With statistics showing men had a 14% higher risk of developing cancer than women, Maggie's Centres are homely cancer support buildings that are designed to appeal to men.
Of the 146,000 visits Maggie's had in 2013, 49,500 were by men. By the end of the third quarter of 2014, nearly 39,000 men had visited its centres, an increase of more than 30 percent compared to the same period last year.
Cancer patient Mike Ridley-Smith, 56, attends regular men's gathering "for the banter" and a prostate cancer support group at Maggie's Newcastle, which has masculine features including concrete, steel and oak materials and exercise equipment. Ridley-Smith has also found Maggie's free emotional support useful, from visiting experts and in-house specialist staff including a psychologist.
"After my diagnosis and I had my prostate removed, they then came back and said unfortunately the cancer had spread," the father of two recalled.

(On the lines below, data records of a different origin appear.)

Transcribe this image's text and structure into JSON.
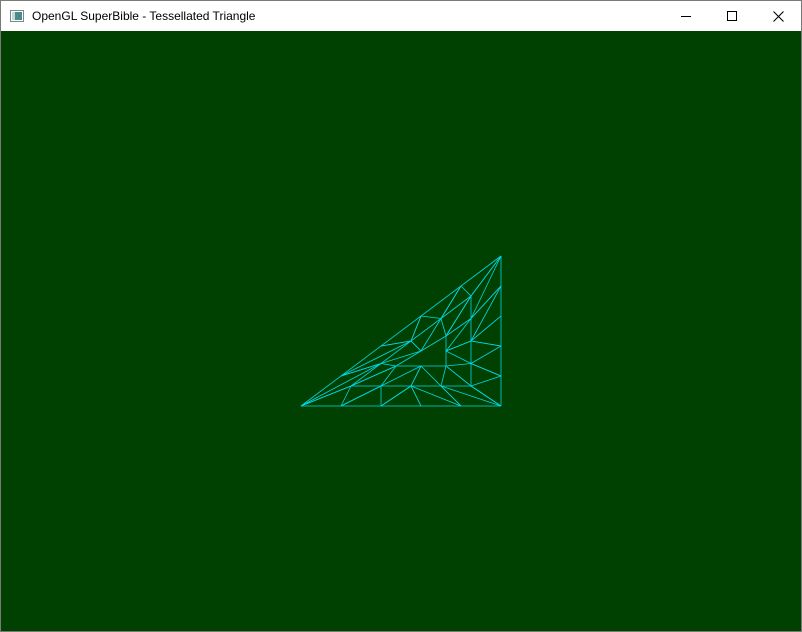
{
  "window": {
    "title": "OpenGL SuperBible - Tessellated Triangle",
    "app_icon": "app-window-icon",
    "controls": {
      "minimize_icon": "minimize-icon",
      "maximize_icon": "maximize-icon",
      "close_icon": "close-icon"
    }
  },
  "viewport": {
    "clear_color": "#004000",
    "wireframe_color": "#00d8e8",
    "render_mode": "wireframe"
  }
}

"That pushed me and I had basically a mini-breakdown over Christmas time and Maggie's suggested that I come and have some help."